Filmmaker Mike Tully recognized as Distinguished Graduate in the Arts 2014

by Erin Stewart, Social Media Editor

“First off, if you aren’t consumed with a love for movies, then don’t get into the film business period.”- Michael Tully

Distinguished graduate Michael Tully is an actor and director, known for Septien(2011), the comedy, Ping Pong Summer (2014) and Cocaine Angel(2006).

Tully’s film Ping Pong Summer, which was filmed in the summer of 2012 in Ocean City Maryland, is a coming-of-age story set in the summer of 1985, about a ping pong-obsessed teenage boy on a family vacation. This film was screened at the the Sundance Film festival. It also won an“Audience Award for Best Narrative Feature Film” at the Sarasota Film Festival.

Ping Pong Summer stars Susan Sarandon, John Hannah, Lea Thompson, Amy Sedaris, Robert Longstreet and Judah Friedlander. The cast also includes young actors Marcello Conte and Andy Riddle; Marylanders Myles Massey, Joseph McCaughtry, Helena Seabrook and Maddie Howard and Ocean City local Emmi Shockley.

Tully was awarded for these achievments at the 2014 Distinguished Graduate ceremony.

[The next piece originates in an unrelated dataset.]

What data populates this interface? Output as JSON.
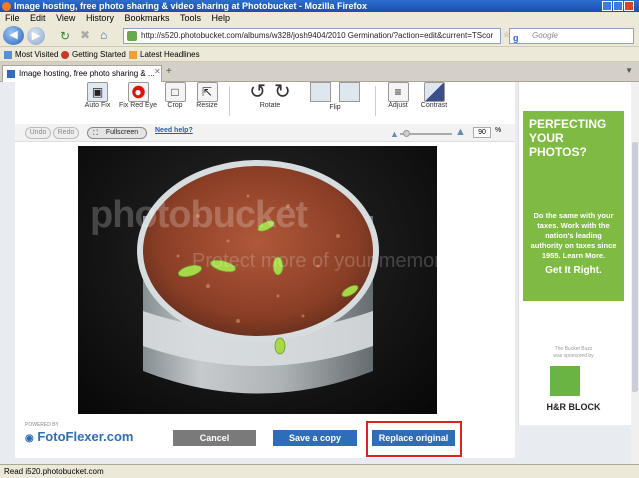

He graduates from Linganore in 1992 and from UMBC in 1997.  During high school he was interested in directing, but not until senior did he know he wanted to do it for the rest of his life. During his high school career he was a part of the tennis team and played basketball for a rec team.

His favorite teacher, who inspired him to chase his dream is Miss Evans (now Mrs. Rebetsky). She saw promise in his writing. “It was really Mrs. Rebetsky, or Miss. Evans, as Icalled her, that led me to this successful place,” Tully said.  In addition to film, he reviews film on his blog, HammertoNail.

His recent film  Ping Pong Summer goes back to the 1980’s and brings back many of Tully’s childhood memories back to life. “I simply had a burning desire to see what would happen if I inserted my own life and obsessions as an adolescent—Ocean City, hip hop, ping pong—into the type of Hollywood comedy I grew up watching in the mid-1980s,” Tully said.

“I want to make a movie that I don’t know if it’s going to work. I want to take a risk with it. The only way it will be interesting or unique, you put a bunch of parts into a blender like tennis and basketball. It’s like these two don’t belong in a movie together and this is a sort of action against the system.” Tully added.

He was selected as one of Filmmaker Magazine’s “25 New Faces of Independent Film” in 2006.

Tully sees himself doing more movies in the future and that he wants others to hear the same advice he got when he knew he wanted to be a director. “If you do love movies and want to make them, I have two pieces of advice: Watch tons of movies and sign up to volunteer as an intern or PA on whatever productions will have you. The only way to work your way in is by working, period.”

He said, “I was never in a position to not have a ‘day job’ and therefore couldn’t intern for free on productions while living in New York. I still believe that if you aren’t putting yourself out there in whatever capacity, you’ll never find your way into the film business. Who knows, once you realize how early the mornings and long the days are, you might actually not want to get into the film business after all!”